++++ Extracted entries ++++

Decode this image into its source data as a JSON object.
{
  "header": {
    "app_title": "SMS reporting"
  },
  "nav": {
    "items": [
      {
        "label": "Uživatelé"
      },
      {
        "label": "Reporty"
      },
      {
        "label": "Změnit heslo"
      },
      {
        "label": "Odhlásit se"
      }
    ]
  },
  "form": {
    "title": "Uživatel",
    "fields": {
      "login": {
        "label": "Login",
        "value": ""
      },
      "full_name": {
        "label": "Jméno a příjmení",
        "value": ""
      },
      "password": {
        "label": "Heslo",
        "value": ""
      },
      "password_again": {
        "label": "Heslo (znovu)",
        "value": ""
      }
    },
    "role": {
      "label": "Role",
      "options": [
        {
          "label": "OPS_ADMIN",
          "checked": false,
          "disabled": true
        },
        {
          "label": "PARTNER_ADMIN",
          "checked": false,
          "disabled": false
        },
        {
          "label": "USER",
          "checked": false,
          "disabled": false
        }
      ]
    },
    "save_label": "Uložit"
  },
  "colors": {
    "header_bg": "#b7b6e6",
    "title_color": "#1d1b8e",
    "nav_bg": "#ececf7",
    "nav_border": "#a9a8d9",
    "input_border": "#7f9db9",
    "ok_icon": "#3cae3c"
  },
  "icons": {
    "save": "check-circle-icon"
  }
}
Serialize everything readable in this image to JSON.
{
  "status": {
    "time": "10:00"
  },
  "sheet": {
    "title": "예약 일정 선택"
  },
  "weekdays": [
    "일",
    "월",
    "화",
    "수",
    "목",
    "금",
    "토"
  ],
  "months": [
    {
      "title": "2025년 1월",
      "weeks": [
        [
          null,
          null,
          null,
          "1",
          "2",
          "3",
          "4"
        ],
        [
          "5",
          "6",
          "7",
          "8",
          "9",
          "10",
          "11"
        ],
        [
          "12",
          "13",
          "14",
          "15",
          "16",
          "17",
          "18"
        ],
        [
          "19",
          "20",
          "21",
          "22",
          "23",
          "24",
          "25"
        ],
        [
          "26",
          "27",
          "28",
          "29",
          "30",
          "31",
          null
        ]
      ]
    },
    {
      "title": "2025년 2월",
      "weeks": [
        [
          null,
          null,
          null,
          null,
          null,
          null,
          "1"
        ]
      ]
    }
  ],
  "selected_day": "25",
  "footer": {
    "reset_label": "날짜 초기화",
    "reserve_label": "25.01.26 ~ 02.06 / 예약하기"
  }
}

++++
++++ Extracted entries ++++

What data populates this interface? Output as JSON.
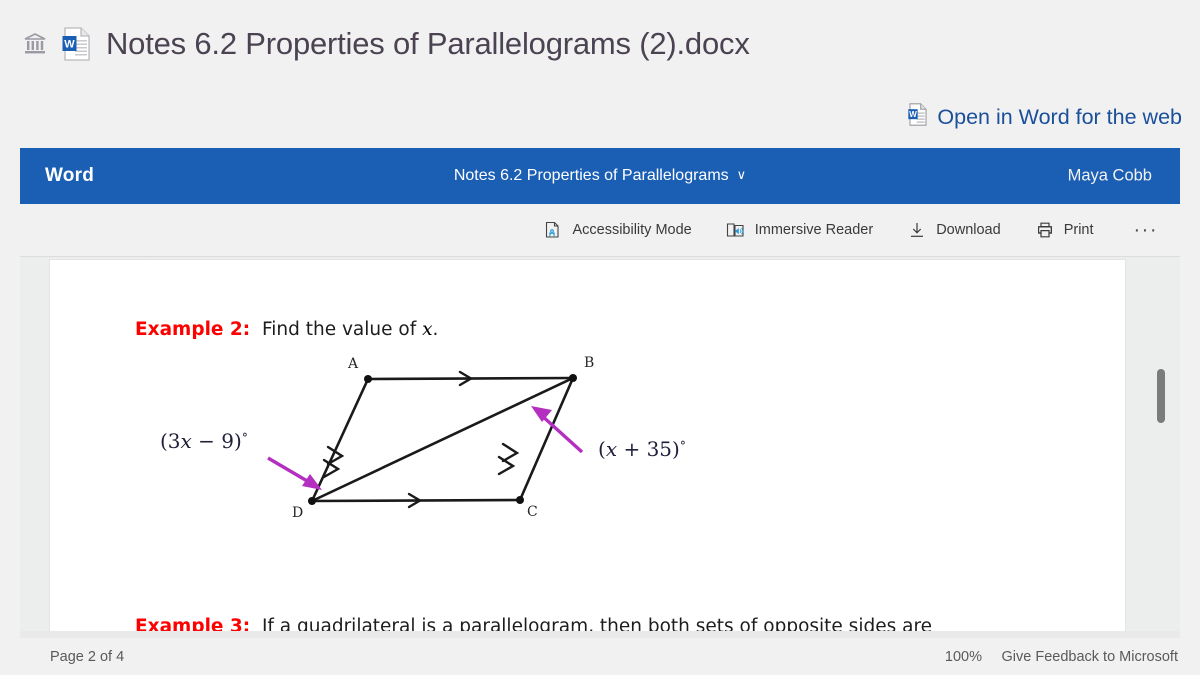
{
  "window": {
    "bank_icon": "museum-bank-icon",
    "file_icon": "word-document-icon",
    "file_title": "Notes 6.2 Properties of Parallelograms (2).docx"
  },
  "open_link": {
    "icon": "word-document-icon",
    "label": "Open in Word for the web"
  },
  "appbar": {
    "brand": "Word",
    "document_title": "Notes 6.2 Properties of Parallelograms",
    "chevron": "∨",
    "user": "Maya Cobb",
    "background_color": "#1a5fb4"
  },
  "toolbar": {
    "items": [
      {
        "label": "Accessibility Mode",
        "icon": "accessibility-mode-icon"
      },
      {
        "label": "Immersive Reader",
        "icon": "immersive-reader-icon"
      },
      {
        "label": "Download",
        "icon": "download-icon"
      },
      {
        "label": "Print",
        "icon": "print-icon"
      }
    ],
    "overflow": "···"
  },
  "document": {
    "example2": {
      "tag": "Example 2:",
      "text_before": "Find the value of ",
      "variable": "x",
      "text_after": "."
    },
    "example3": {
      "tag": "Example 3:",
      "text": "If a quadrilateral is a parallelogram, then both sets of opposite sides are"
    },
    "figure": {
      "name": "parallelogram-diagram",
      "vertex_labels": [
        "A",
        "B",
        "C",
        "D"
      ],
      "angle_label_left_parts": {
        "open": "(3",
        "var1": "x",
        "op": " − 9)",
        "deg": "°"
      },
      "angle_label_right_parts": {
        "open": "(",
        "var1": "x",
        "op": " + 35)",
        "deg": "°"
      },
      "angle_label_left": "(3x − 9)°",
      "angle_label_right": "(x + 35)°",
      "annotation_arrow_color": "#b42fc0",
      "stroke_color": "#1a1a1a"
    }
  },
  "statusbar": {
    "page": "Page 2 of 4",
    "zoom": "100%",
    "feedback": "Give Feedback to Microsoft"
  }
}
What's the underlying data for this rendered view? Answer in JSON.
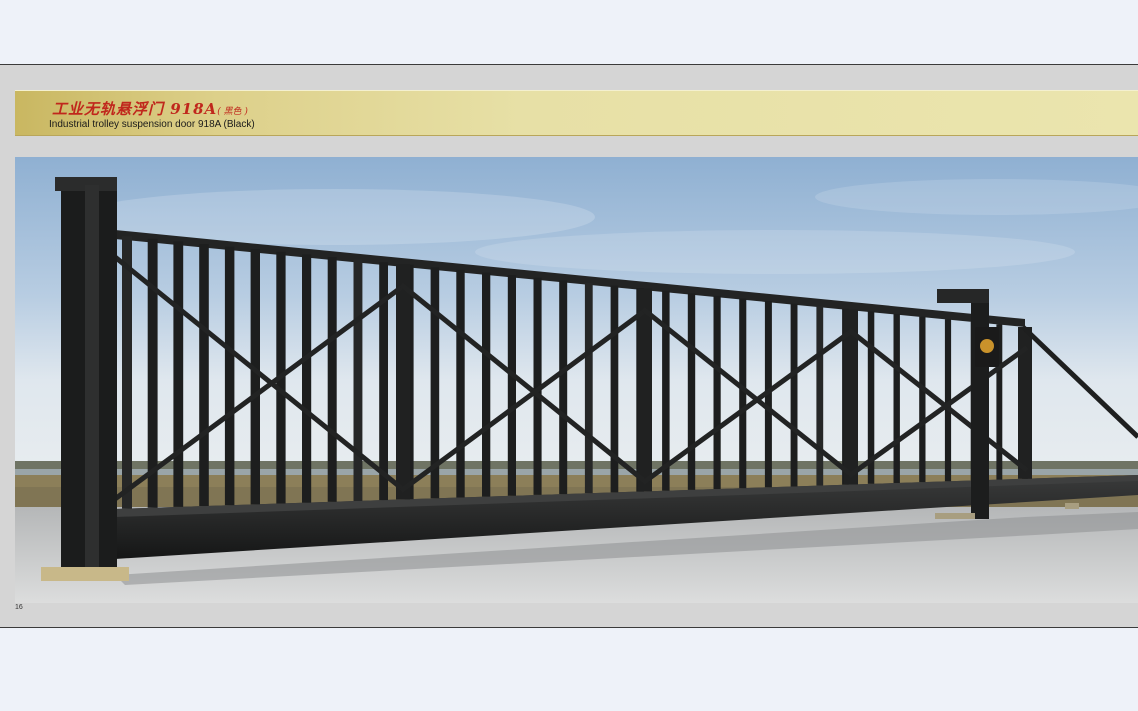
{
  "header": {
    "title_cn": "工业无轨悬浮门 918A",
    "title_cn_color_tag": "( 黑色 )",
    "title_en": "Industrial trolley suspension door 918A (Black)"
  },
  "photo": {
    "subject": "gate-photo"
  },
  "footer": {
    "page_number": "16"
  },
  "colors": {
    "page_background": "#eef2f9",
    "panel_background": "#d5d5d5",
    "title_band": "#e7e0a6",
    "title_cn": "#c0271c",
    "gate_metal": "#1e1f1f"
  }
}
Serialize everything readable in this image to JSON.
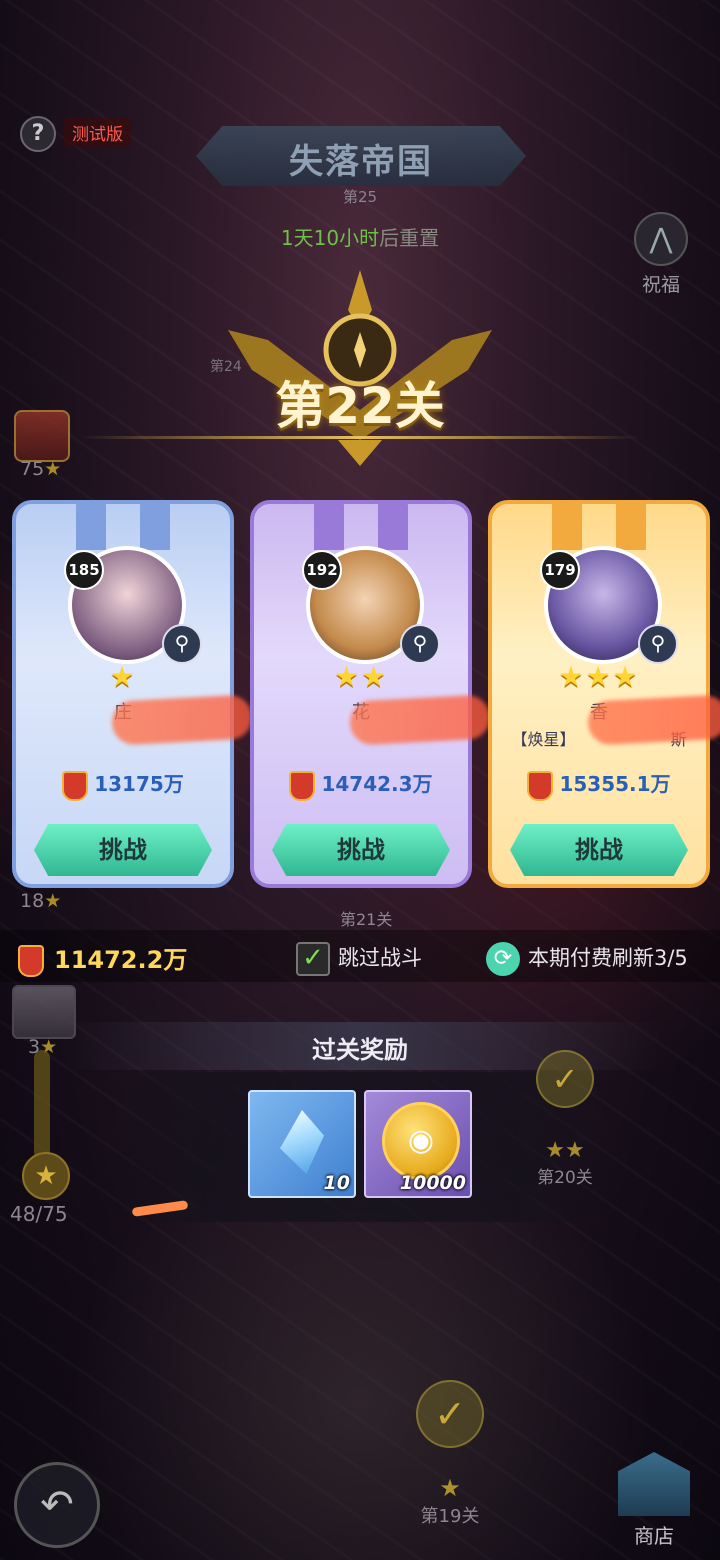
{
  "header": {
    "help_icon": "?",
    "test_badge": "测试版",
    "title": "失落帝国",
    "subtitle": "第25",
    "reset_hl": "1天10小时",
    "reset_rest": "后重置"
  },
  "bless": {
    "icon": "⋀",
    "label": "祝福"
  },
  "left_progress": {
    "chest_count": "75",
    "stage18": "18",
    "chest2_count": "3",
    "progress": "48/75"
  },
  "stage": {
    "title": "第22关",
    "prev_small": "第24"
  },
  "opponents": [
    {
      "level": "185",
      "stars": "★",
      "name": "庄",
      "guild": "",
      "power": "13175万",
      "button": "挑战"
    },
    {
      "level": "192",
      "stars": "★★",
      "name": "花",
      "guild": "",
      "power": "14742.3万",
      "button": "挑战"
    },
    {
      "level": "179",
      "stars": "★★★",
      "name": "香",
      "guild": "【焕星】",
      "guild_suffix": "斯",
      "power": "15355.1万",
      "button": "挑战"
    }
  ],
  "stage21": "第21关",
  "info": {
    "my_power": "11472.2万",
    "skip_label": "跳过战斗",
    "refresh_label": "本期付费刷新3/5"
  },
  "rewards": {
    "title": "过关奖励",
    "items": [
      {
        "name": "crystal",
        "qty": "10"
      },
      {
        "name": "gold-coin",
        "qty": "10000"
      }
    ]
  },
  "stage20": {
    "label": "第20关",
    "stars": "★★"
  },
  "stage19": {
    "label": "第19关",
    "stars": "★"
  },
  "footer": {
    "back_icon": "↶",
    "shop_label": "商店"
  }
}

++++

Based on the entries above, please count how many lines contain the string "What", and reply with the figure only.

■ Solution below
2